*Task objective*. Copy every line that holds the string "heading" from the data below.

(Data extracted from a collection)
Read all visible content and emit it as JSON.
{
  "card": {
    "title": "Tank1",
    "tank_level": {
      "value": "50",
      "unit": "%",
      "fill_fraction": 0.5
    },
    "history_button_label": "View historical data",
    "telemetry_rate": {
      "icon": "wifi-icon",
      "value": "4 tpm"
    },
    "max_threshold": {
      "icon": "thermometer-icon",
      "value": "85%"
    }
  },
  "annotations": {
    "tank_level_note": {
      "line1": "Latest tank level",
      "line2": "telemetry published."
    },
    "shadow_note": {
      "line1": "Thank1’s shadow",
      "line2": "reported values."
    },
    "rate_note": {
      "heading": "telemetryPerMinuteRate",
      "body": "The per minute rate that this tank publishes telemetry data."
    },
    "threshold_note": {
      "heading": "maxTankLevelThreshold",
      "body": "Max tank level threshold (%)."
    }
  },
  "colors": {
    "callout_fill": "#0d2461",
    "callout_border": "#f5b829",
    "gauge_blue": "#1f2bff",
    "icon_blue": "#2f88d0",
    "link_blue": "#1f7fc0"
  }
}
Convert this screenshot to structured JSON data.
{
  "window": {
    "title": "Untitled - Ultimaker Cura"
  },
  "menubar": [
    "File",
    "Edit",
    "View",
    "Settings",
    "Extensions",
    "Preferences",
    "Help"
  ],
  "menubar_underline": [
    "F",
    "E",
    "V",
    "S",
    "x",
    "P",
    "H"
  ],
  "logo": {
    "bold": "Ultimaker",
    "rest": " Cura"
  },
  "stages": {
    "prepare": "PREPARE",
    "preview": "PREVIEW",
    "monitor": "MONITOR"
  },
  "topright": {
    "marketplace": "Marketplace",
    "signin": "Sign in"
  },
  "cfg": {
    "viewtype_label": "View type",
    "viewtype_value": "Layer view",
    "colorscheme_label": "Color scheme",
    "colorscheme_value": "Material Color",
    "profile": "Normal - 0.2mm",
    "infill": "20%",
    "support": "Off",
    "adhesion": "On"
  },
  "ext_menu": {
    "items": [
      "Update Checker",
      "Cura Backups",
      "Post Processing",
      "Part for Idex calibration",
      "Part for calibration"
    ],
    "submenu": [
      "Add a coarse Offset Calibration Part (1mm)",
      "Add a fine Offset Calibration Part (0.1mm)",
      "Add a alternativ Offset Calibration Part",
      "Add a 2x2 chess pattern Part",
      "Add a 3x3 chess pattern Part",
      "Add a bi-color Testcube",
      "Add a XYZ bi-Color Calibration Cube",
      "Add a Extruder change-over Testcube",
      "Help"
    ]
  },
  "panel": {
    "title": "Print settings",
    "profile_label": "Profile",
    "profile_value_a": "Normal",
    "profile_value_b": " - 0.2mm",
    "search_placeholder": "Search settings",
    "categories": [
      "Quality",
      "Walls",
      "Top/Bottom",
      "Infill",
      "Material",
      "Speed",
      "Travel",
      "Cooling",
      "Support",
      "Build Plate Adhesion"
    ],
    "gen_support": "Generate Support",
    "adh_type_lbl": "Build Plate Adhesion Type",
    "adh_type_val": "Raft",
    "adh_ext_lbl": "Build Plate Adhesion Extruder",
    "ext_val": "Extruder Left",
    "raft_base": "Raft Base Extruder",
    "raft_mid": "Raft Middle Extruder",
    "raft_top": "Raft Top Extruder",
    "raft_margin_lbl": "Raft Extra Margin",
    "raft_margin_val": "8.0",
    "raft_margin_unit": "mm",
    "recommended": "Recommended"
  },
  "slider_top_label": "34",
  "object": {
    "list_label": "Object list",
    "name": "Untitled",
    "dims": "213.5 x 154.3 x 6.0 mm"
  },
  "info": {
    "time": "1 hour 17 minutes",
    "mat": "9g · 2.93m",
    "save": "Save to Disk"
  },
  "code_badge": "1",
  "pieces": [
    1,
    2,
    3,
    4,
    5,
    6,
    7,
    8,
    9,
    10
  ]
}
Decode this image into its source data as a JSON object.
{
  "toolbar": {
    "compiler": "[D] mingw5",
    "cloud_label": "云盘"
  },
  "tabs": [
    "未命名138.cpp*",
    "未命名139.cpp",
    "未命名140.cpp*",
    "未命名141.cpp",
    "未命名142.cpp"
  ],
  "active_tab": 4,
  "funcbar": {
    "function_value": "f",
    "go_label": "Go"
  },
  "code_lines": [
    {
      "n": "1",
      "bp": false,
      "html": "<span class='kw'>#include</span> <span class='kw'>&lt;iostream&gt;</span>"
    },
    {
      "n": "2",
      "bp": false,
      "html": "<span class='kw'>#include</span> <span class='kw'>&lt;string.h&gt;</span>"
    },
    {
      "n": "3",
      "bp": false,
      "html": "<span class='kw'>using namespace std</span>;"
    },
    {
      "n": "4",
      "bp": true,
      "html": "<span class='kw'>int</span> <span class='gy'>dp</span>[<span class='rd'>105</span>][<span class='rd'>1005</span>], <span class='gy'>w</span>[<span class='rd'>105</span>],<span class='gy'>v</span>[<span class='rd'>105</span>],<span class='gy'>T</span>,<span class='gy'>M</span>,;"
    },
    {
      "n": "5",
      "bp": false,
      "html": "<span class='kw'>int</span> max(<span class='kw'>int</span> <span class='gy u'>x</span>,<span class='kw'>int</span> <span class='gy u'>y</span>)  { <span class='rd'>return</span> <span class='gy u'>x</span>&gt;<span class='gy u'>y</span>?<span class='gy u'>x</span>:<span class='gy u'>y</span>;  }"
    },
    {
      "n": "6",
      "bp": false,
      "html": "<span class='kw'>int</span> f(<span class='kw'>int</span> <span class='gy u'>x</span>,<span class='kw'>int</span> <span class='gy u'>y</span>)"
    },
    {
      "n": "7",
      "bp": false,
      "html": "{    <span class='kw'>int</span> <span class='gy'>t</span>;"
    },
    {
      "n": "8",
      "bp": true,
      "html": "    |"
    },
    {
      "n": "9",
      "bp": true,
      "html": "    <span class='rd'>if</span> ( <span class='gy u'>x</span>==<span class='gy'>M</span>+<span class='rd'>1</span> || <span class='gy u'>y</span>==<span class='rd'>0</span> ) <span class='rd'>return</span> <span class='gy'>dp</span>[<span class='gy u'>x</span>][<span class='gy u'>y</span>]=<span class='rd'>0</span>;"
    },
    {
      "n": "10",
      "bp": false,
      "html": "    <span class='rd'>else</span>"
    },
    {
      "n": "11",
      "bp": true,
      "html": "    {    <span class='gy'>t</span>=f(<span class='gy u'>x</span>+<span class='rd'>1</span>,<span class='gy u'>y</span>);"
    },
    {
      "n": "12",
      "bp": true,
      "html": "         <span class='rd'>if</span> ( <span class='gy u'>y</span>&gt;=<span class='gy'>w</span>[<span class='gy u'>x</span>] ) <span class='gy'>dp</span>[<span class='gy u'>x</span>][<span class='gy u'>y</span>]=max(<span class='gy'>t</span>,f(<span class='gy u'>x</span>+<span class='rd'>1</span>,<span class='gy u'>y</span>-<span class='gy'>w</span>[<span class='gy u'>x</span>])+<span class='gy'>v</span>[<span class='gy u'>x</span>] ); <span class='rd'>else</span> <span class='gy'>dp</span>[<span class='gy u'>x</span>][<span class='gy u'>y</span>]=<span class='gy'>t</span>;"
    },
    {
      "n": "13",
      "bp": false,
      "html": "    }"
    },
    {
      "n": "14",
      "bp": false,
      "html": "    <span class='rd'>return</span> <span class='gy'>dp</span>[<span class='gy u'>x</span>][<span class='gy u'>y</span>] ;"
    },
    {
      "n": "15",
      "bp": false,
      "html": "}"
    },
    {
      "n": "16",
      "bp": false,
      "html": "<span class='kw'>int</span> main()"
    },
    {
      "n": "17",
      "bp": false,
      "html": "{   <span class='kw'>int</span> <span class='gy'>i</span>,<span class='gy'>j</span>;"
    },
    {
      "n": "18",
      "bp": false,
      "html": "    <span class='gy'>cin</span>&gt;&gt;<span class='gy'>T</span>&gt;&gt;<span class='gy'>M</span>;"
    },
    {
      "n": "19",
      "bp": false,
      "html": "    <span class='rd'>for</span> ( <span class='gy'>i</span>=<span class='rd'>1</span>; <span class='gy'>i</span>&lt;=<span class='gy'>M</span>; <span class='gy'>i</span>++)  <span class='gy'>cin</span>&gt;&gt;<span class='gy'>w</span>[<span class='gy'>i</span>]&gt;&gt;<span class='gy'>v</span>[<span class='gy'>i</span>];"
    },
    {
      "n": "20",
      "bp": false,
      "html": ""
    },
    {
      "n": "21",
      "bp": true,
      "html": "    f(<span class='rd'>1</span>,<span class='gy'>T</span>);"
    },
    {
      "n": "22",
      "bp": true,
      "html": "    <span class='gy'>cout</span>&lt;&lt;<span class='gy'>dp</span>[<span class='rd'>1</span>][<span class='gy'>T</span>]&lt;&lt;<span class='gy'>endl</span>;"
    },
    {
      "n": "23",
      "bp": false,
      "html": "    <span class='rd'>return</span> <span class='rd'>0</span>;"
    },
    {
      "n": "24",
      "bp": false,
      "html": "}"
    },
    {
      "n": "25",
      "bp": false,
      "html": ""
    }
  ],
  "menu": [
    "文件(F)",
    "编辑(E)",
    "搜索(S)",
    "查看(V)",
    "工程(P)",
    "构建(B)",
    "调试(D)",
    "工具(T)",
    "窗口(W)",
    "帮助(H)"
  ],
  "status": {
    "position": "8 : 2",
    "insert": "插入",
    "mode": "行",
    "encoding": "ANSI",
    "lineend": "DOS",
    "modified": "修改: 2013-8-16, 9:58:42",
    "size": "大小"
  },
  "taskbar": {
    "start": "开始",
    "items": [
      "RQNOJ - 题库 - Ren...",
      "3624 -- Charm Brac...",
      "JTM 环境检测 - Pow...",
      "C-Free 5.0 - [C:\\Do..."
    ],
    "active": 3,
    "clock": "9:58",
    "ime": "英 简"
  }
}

*Output of the exercise*.
      "heading": "telemetryPerMinuteRate",
      "heading": "maxTankLevelThreshold",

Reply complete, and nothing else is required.